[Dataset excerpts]
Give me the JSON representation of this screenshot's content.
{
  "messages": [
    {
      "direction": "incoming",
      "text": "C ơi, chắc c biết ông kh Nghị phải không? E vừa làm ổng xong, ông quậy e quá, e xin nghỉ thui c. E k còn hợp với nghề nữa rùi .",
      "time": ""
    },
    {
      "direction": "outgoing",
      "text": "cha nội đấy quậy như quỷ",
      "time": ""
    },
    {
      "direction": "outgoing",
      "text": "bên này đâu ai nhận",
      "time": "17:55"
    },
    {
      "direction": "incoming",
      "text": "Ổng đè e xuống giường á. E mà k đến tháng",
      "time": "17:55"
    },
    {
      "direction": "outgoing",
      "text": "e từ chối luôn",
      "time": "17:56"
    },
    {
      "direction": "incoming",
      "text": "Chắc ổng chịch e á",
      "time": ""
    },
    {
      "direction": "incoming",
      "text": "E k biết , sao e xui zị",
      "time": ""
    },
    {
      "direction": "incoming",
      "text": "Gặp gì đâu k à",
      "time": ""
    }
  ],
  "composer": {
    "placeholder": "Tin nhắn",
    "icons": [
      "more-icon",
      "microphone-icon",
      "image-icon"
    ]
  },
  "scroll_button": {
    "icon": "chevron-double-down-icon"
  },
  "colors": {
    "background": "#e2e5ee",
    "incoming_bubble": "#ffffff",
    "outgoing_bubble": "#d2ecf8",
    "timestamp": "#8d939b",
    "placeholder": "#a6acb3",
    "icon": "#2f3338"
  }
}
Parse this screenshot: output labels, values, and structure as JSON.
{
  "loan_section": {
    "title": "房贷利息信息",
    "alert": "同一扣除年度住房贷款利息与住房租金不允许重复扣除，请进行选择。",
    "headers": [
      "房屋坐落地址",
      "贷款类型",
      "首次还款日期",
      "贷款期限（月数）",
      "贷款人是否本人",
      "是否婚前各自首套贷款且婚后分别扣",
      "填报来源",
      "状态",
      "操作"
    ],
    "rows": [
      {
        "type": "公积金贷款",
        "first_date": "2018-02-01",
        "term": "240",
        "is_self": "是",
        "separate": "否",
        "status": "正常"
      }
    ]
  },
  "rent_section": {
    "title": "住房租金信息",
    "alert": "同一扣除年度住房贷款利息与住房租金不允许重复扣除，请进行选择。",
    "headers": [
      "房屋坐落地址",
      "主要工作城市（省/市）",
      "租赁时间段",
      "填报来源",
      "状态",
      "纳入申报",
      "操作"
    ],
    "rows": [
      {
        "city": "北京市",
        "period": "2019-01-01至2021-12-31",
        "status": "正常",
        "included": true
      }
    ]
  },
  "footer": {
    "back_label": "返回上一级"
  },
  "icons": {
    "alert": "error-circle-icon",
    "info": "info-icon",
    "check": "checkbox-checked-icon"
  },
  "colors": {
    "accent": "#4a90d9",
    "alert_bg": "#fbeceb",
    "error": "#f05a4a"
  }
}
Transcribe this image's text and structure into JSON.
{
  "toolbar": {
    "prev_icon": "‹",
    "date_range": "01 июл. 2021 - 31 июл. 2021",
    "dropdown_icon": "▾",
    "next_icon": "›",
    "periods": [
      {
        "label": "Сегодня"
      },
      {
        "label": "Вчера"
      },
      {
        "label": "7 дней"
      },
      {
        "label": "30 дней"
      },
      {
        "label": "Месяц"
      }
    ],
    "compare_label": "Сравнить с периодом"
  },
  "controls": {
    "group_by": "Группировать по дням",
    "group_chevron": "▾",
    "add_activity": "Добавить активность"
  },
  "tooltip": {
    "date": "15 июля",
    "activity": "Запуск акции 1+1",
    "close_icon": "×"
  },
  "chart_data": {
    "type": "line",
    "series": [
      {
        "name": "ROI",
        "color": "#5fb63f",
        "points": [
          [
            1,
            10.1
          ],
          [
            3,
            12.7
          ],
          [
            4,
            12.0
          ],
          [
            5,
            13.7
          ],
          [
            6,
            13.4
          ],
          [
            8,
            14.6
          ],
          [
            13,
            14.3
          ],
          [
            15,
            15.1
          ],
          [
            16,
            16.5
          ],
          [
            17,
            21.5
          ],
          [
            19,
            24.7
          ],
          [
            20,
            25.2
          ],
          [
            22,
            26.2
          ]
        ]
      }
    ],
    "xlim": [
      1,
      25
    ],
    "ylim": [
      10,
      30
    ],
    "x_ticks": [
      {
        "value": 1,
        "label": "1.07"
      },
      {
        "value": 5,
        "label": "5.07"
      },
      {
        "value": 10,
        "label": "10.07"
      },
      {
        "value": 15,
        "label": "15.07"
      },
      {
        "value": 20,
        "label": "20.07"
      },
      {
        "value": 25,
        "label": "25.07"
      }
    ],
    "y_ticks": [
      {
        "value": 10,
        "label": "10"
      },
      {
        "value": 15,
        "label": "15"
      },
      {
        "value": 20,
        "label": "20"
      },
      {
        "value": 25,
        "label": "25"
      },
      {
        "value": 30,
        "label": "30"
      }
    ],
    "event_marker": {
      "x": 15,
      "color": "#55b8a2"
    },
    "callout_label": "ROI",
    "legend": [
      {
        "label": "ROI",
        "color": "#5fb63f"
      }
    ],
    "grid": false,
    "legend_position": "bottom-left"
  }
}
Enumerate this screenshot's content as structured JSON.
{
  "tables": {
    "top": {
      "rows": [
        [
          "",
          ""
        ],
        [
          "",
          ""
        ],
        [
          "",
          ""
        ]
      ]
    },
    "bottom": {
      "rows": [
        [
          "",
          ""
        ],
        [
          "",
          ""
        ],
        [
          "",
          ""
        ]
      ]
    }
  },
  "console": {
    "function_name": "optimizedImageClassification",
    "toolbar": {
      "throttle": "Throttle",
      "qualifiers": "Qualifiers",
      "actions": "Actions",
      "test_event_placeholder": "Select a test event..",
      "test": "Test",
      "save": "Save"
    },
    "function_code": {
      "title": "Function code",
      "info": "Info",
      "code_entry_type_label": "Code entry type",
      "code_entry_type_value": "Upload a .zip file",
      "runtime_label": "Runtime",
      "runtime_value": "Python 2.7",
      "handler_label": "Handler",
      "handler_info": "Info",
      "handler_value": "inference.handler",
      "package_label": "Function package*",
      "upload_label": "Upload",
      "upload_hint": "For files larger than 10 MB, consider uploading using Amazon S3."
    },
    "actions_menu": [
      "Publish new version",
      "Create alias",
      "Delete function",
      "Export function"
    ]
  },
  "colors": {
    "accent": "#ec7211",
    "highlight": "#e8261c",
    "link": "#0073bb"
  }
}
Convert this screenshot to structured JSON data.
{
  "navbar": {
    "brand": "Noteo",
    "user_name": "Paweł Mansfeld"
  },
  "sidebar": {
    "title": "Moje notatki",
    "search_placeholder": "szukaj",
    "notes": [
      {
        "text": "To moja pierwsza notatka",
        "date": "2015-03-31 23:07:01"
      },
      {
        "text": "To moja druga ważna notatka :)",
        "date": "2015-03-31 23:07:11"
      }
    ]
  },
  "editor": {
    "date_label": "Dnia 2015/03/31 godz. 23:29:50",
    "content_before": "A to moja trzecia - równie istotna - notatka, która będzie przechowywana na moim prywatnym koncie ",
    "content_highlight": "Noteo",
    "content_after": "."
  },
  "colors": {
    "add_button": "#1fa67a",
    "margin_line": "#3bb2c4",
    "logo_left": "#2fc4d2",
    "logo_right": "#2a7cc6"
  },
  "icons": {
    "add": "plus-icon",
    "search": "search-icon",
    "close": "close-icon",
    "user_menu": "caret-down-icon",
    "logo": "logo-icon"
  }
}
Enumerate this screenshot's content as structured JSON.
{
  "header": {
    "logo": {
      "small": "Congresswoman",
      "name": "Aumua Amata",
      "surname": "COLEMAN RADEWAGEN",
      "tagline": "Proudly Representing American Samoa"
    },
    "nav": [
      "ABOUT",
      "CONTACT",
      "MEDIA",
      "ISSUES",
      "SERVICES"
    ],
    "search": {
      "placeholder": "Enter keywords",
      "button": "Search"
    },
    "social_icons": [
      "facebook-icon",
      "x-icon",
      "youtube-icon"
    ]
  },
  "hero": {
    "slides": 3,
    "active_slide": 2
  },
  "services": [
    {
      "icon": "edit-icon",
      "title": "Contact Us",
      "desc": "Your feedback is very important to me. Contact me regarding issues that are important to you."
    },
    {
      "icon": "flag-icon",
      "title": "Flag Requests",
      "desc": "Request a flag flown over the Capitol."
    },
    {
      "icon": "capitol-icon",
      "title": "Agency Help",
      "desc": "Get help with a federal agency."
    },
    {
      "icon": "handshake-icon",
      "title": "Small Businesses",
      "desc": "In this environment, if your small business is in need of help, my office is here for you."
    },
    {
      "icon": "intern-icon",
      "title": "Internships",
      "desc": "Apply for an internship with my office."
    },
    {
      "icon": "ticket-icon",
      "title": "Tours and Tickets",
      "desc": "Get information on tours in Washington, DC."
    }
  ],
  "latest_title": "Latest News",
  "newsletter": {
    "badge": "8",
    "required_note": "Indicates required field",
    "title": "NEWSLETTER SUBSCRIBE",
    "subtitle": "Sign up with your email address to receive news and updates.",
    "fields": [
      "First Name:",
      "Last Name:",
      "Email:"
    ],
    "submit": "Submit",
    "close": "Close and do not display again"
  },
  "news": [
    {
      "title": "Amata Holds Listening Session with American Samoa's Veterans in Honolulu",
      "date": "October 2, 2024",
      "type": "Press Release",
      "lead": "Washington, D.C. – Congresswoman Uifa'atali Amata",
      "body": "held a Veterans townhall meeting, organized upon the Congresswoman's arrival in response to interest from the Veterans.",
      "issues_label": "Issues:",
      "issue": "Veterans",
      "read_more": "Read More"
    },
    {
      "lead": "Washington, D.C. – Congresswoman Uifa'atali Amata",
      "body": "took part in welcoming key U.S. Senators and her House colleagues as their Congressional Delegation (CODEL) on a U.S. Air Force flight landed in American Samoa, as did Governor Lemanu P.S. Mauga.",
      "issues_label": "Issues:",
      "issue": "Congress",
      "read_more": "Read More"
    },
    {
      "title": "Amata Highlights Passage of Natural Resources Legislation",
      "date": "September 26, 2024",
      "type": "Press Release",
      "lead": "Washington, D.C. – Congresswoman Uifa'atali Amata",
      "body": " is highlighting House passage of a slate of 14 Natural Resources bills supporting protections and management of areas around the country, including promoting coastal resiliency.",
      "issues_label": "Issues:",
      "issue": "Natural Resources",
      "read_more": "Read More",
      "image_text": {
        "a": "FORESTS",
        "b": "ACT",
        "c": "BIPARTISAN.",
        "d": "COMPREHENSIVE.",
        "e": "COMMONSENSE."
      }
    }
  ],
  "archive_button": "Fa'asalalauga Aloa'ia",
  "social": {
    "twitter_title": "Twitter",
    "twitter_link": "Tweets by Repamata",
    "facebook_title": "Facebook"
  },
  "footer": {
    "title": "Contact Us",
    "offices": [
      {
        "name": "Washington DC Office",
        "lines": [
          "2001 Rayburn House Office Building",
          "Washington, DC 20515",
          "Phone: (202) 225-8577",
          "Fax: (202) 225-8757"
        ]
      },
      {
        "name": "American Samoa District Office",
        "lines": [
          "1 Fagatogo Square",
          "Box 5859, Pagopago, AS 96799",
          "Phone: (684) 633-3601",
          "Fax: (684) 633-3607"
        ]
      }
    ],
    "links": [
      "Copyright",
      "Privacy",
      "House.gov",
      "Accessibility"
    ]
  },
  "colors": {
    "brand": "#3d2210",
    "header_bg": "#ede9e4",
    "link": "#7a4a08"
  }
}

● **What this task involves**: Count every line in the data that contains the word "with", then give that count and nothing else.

● **Result of this task**: 4